• [TASK]
Return all lines from the entries below in which the word "Ynoc" is present.
- - - - -
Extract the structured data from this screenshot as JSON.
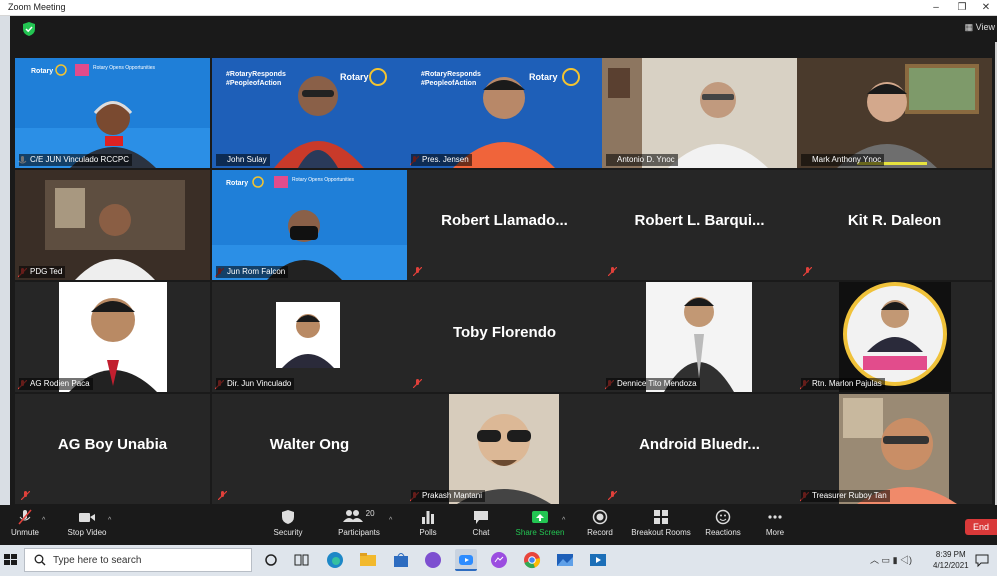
{
  "window": {
    "title": "Zoom Meeting",
    "controls": [
      "–",
      "❐",
      "✕"
    ]
  },
  "header": {
    "view_label": "View"
  },
  "participants": [
    {
      "name": "C/E JUN Vinculado RCCPC",
      "display": "video",
      "active_speaker": true,
      "muted": false
    },
    {
      "name": "John Sulay",
      "display": "video",
      "muted": false
    },
    {
      "name": "Pres. Jensen",
      "display": "video",
      "muted": true
    },
    {
      "name": "Antonio D. Ynoc",
      "display": "video",
      "muted": false
    },
    {
      "name": "Mark Anthony Ynoc",
      "display": "video",
      "muted": false
    },
    {
      "name": "PDG Ted",
      "display": "video",
      "muted": true
    },
    {
      "name": "Jun Rom Falcon",
      "display": "video",
      "muted": true
    },
    {
      "name": "Robert  Llamado...",
      "display": "name",
      "muted": true
    },
    {
      "name": "Robert  L.  Barqui...",
      "display": "name",
      "muted": true
    },
    {
      "name": "Kit R. Daleon",
      "display": "name",
      "muted": true
    },
    {
      "name": "AG Rodien Paca",
      "display": "photo",
      "muted": true
    },
    {
      "name": "Dir. Jun Vinculado",
      "display": "photo",
      "muted": true
    },
    {
      "name": "Toby Florendo",
      "display": "name",
      "muted": true
    },
    {
      "name": "Dennice Tito Mendoza",
      "display": "photo",
      "muted": true
    },
    {
      "name": "Rtn. Marlon Pajulas",
      "display": "photo",
      "muted": true
    },
    {
      "name": "AG Boy Unabia",
      "display": "name",
      "muted": true
    },
    {
      "name": "Walter Ong",
      "display": "name",
      "muted": true
    },
    {
      "name": "Prakash Mantani",
      "display": "video",
      "muted": true
    },
    {
      "name": "Android  Bluedr...",
      "display": "name",
      "muted": true
    },
    {
      "name": "Treasurer Ruboy Tan",
      "display": "photo",
      "muted": true
    }
  ],
  "backgrounds": {
    "rotary_text_1": "Rotary",
    "rotary_text_2": "Rotary Opens Opportunities",
    "hashtag_1": "#RotaryResponds",
    "hashtag_2": "#PeopleofAction"
  },
  "toolbar": {
    "unmute": "Unmute",
    "stop_video": "Stop Video",
    "security": "Security",
    "participants": "Participants",
    "participants_count": "20",
    "polls": "Polls",
    "chat": "Chat",
    "share_screen": "Share Screen",
    "record": "Record",
    "breakout_rooms": "Breakout Rooms",
    "reactions": "Reactions",
    "more": "More",
    "end": "End"
  },
  "taskbar": {
    "search_placeholder": "Type here to search",
    "time": "8:39 PM",
    "date": "4/12/2021"
  },
  "colors": {
    "accent_yellow": "#e7e33e",
    "share_green": "#23c552",
    "end_red": "#d93939",
    "mute_red": "#e0403a",
    "rotary_blue": "#1a6fd0"
  }
}
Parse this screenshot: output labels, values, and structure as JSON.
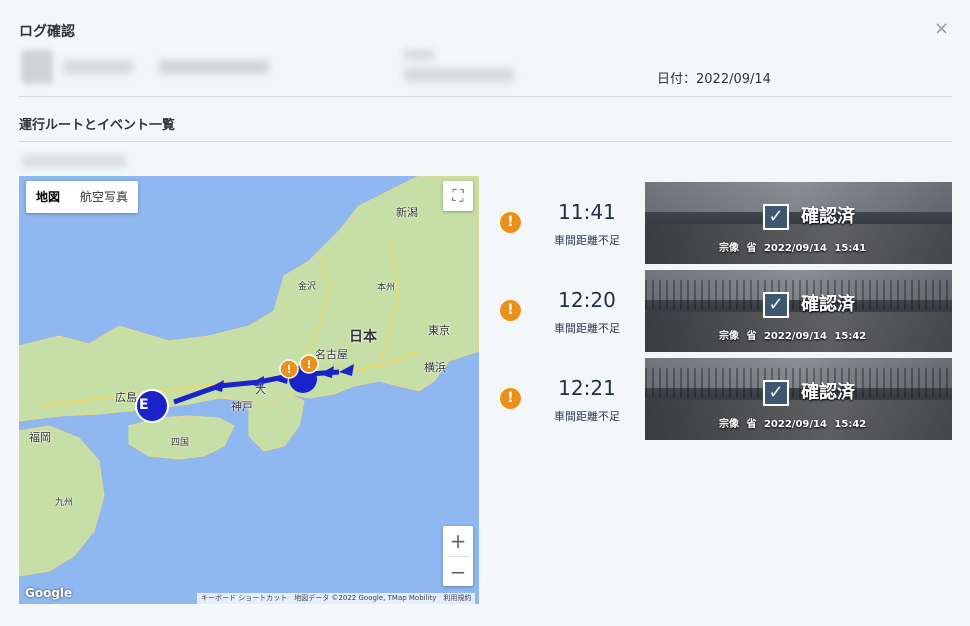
{
  "dialog": {
    "title": "ログ確認",
    "close_label": "×",
    "date_label": "日付：2022/09/14",
    "section_title": "運行ルートとイベント一覧"
  },
  "map": {
    "type_tabs": [
      "地図",
      "航空写真"
    ],
    "active_tab": "地図",
    "fullscreen_icon": "fullscreen-icon",
    "zoom_in": "+",
    "zoom_out": "−",
    "google_logo": "Google",
    "attribution": "キーボード ショートカット　地図データ ©2022 Google, TMap Mobility　利用規約",
    "places": {
      "niigata": "新潟",
      "kanazawa": "金沢",
      "honshu": "本州",
      "japan": "日本",
      "tokyo": "東京",
      "yokohama": "横浜",
      "nagoya": "名古屋",
      "kobe": "神戸",
      "osaka": "大",
      "hiroshima": "広島",
      "shikoku": "四国",
      "fukuoka": "福岡",
      "kyushu": "九州"
    },
    "end_marker": "E",
    "colors": {
      "route": "#1a23c9",
      "warning": "#e8921c",
      "sea": "#8fb7f0",
      "land": "#c5dfa6"
    }
  },
  "events": [
    {
      "time": "11:41",
      "type": "車間距離不足",
      "status": "確認済",
      "meta": "宗像 省 2022/09/14 15:41"
    },
    {
      "time": "12:20",
      "type": "車間距離不足",
      "status": "確認済",
      "meta": "宗像 省 2022/09/14 15:42"
    },
    {
      "time": "12:21",
      "type": "車間距離不足",
      "status": "確認済",
      "meta": "宗像 省 2022/09/14 15:42"
    }
  ]
}
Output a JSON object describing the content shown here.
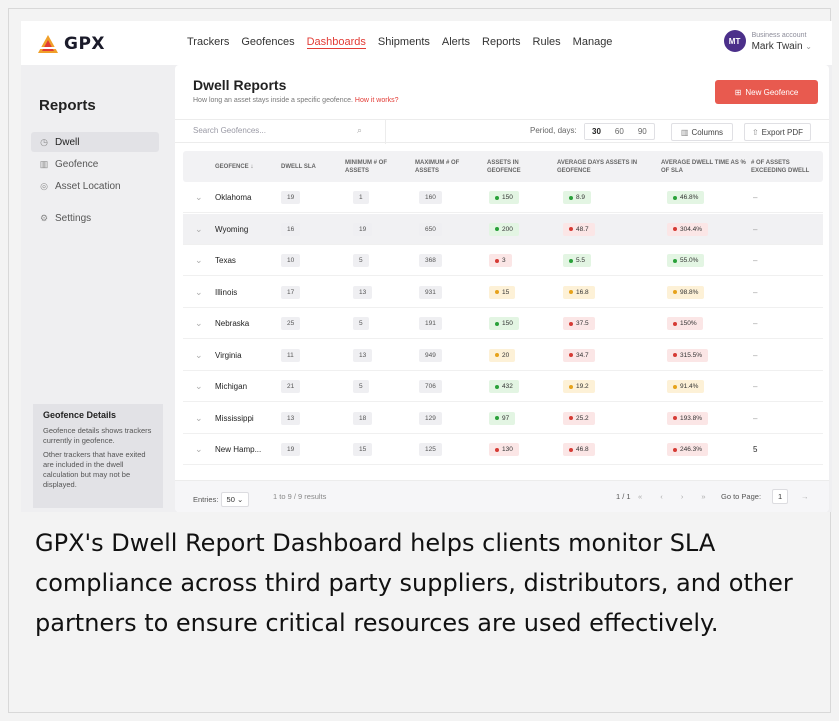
{
  "app": {
    "brand": "GPX",
    "brand_color": "#e23b35"
  },
  "nav": {
    "items": [
      "Trackers",
      "Geofences",
      "Dashboards",
      "Shipments",
      "Alerts",
      "Reports",
      "Rules",
      "Manage"
    ],
    "active": "Dashboards"
  },
  "account": {
    "initials": "MT",
    "label": "Business account",
    "name": "Mark Twain"
  },
  "sidebar": {
    "title": "Reports",
    "items": [
      {
        "label": "Dwell",
        "icon": "clock-icon"
      },
      {
        "label": "Geofence",
        "icon": "map-icon"
      },
      {
        "label": "Asset Location",
        "icon": "pin-icon"
      },
      {
        "label": "Settings",
        "icon": "gear-icon"
      }
    ],
    "details": {
      "title": "Geofence Details",
      "p1": "Geofence details shows trackers currently in geofence.",
      "p2": "Other trackers that have exited are included in the dwell calculation but may not be displayed."
    }
  },
  "main": {
    "title": "Dwell Reports",
    "subtitle": "How long an asset stays inside a specific geofence.",
    "subtitle_link": "How it works?",
    "new_button": "New Geofence",
    "search_placeholder": "Search Geofences...",
    "period_label": "Period, days:",
    "periods": [
      "30",
      "60",
      "90"
    ],
    "columns_button": "Columns",
    "export_button": "Export PDF"
  },
  "table": {
    "headers": [
      "GEOFENCE ↓",
      "DWELL SLA",
      "MINIMUM # OF ASSETS",
      "MAXIMUM # OF ASSETS",
      "ASSETS IN GEOFENCE",
      "AVERAGE DAYS ASSETS IN GEOFENCE",
      "AVERAGE DWELL TIME AS % OF SLA",
      "# OF ASSETS EXCEEDING DWELL"
    ],
    "rows": [
      {
        "name": "Oklahoma",
        "sla": "19",
        "min": "1",
        "max": "160",
        "assets": "150",
        "assets_c": "g",
        "days": "8.9",
        "days_c": "g",
        "pct": "46.8%",
        "pct_c": "g",
        "exceed": "–"
      },
      {
        "name": "Wyoming",
        "sla": "16",
        "min": "19",
        "max": "650",
        "assets": "200",
        "assets_c": "g",
        "days": "48.7",
        "days_c": "r",
        "pct": "304.4%",
        "pct_c": "r",
        "exceed": "–"
      },
      {
        "name": "Texas",
        "sla": "10",
        "min": "5",
        "max": "368",
        "assets": "3",
        "assets_c": "r",
        "days": "5.5",
        "days_c": "g",
        "pct": "55.0%",
        "pct_c": "g",
        "exceed": "–"
      },
      {
        "name": "Illinois",
        "sla": "17",
        "min": "13",
        "max": "931",
        "assets": "15",
        "assets_c": "y",
        "days": "16.8",
        "days_c": "y",
        "pct": "98.8%",
        "pct_c": "y",
        "exceed": "–"
      },
      {
        "name": "Nebraska",
        "sla": "25",
        "min": "5",
        "max": "191",
        "assets": "150",
        "assets_c": "g",
        "days": "37.5",
        "days_c": "r",
        "pct": "150%",
        "pct_c": "r",
        "exceed": "–"
      },
      {
        "name": "Virginia",
        "sla": "11",
        "min": "13",
        "max": "949",
        "assets": "20",
        "assets_c": "y",
        "days": "34.7",
        "days_c": "r",
        "pct": "315.5%",
        "pct_c": "r",
        "exceed": "–"
      },
      {
        "name": "Michigan",
        "sla": "21",
        "min": "5",
        "max": "706",
        "assets": "432",
        "assets_c": "g",
        "days": "19.2",
        "days_c": "y",
        "pct": "91.4%",
        "pct_c": "y",
        "exceed": "–"
      },
      {
        "name": "Mississippi",
        "sla": "13",
        "min": "18",
        "max": "129",
        "assets": "97",
        "assets_c": "g",
        "days": "25.2",
        "days_c": "r",
        "pct": "193.8%",
        "pct_c": "r",
        "exceed": "–"
      },
      {
        "name": "New Hamp...",
        "sla": "19",
        "min": "15",
        "max": "125",
        "assets": "130",
        "assets_c": "r",
        "days": "46.8",
        "days_c": "r",
        "pct": "246.3%",
        "pct_c": "r",
        "exceed": "5"
      }
    ]
  },
  "footer": {
    "entries_label": "Entries:",
    "entries_value": "50",
    "results": "1 to 9 / 9 results",
    "page_info": "1 / 1",
    "goto_label": "Go to Page:",
    "goto_value": "1"
  },
  "caption": "GPX's Dwell Report Dashboard helps clients monitor SLA compliance across third party suppliers, distributors, and other partners to ensure critical resources are used effectively."
}
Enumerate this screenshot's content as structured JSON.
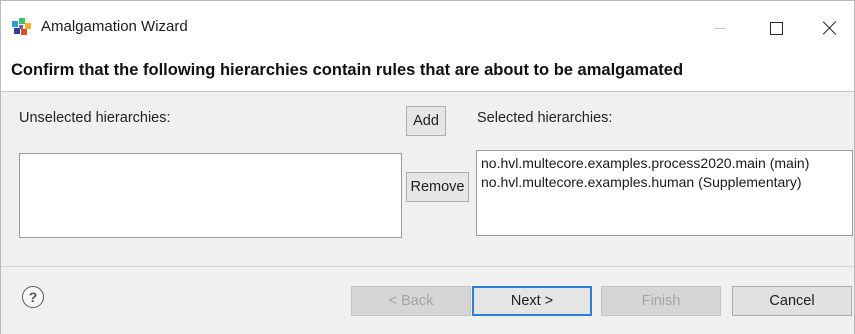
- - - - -
• [RESPONSE FOR THIS EXERCISE]
      "name": "Antonio D. Ynoc",
      "name": "Mark Anthony Ynoc",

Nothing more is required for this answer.